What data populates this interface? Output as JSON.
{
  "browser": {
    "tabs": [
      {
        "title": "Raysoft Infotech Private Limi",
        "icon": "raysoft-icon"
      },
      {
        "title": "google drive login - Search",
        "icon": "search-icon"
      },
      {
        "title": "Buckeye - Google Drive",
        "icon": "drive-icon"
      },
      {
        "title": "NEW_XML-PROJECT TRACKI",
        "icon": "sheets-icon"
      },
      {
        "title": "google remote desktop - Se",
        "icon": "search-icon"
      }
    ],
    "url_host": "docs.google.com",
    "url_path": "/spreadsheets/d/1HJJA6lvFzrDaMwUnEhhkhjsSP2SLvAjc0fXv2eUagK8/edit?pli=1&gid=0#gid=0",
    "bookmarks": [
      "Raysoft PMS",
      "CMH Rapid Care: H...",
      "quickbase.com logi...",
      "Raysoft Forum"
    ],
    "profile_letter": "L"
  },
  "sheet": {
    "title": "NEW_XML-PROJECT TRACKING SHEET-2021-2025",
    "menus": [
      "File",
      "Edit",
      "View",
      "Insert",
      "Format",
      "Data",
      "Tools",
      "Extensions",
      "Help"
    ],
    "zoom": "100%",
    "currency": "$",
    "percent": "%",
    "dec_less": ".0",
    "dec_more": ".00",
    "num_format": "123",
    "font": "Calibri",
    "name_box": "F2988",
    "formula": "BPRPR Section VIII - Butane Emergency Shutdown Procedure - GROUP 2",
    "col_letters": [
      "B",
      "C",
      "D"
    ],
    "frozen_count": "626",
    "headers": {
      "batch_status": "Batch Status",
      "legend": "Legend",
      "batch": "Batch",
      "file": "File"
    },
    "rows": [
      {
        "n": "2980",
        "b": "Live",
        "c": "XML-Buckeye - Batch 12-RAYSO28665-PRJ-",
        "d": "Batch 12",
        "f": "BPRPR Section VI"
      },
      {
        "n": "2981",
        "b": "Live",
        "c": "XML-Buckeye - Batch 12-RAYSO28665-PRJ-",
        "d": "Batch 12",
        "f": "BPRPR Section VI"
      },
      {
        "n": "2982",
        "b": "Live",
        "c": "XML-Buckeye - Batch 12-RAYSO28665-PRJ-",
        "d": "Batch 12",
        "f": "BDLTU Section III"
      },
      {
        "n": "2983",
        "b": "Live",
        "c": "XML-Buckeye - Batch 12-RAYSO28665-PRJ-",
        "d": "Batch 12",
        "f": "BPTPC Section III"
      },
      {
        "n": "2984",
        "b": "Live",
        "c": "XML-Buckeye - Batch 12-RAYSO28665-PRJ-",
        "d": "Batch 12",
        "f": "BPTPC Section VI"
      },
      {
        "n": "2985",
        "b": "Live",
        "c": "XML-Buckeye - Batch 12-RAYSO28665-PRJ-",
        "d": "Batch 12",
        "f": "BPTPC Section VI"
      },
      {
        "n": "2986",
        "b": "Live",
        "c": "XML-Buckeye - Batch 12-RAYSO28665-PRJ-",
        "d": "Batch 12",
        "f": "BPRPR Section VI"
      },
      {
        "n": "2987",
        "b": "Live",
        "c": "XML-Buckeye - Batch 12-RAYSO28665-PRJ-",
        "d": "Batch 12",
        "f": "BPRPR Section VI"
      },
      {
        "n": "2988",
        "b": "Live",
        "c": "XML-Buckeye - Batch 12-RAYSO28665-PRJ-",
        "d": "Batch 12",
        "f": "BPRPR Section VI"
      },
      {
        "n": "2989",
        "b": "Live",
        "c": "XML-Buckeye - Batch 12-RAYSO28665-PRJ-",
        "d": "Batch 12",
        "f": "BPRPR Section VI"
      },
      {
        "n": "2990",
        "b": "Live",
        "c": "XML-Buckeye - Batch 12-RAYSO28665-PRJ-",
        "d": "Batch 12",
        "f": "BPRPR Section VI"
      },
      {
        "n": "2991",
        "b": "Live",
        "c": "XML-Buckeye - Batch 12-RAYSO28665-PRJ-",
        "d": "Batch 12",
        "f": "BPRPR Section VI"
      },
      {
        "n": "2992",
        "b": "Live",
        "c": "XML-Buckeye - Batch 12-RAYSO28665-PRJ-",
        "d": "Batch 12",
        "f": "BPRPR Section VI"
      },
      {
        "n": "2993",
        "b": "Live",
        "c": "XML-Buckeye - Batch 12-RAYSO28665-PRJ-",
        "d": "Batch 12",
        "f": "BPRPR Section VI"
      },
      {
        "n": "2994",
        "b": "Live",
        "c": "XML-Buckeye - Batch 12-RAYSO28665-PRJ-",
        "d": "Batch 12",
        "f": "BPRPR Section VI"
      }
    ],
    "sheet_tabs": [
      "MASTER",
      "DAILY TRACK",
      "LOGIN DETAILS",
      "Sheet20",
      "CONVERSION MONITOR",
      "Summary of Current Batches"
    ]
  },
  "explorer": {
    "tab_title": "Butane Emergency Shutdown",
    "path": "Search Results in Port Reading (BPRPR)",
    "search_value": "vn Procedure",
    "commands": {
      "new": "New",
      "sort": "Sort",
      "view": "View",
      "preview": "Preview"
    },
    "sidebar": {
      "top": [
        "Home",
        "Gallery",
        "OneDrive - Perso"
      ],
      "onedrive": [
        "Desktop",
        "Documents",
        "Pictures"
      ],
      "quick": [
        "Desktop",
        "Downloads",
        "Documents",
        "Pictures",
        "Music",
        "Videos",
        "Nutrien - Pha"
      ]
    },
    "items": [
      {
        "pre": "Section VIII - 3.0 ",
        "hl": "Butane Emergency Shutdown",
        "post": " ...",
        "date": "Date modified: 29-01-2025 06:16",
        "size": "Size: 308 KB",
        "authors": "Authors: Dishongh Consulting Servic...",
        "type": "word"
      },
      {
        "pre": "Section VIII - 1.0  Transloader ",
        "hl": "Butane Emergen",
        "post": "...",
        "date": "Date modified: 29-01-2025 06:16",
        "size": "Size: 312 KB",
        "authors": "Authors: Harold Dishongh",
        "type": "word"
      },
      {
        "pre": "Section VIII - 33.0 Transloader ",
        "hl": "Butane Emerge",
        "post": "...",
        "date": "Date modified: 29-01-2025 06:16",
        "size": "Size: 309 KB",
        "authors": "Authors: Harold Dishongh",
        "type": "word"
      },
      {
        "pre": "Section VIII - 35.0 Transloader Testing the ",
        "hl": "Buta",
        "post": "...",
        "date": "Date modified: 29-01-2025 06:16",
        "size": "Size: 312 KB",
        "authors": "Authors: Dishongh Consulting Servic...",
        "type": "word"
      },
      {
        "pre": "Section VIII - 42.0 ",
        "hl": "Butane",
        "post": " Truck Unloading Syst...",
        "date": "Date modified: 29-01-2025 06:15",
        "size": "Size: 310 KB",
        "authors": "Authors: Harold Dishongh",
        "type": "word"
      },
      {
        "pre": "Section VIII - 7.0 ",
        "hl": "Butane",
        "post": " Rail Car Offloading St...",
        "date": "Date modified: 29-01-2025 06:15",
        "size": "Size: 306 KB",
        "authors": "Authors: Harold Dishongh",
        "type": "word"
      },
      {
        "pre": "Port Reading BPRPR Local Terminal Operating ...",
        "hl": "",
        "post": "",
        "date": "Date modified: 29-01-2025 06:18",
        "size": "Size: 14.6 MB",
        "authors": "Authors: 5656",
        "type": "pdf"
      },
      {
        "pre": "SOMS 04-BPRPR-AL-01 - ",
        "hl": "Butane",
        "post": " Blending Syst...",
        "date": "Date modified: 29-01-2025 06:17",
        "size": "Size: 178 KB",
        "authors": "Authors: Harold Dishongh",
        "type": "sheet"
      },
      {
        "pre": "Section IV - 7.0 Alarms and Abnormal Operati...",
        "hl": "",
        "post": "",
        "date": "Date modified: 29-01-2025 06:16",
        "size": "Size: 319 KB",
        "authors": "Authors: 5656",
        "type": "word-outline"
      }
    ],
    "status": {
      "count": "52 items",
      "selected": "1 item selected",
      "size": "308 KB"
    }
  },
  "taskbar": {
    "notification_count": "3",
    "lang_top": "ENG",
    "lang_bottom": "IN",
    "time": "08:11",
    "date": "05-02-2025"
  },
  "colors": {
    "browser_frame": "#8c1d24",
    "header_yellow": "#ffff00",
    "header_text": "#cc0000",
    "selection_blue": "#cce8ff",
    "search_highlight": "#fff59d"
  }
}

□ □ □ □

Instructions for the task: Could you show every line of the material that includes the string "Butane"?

Solution:
    "formula": "BPRPR Section VIII - Butane Emergency Shutdown Procedure - GROUP 2",
    "tab_title": "Butane Emergency Shutdown",
        "hl": "Butane Emergency Shutdown",
        "hl": "Butane Emergen",
        "hl": "Butane Emerge",
        "hl": "Butane",
        "hl": "Butane",
        "hl": "Butane",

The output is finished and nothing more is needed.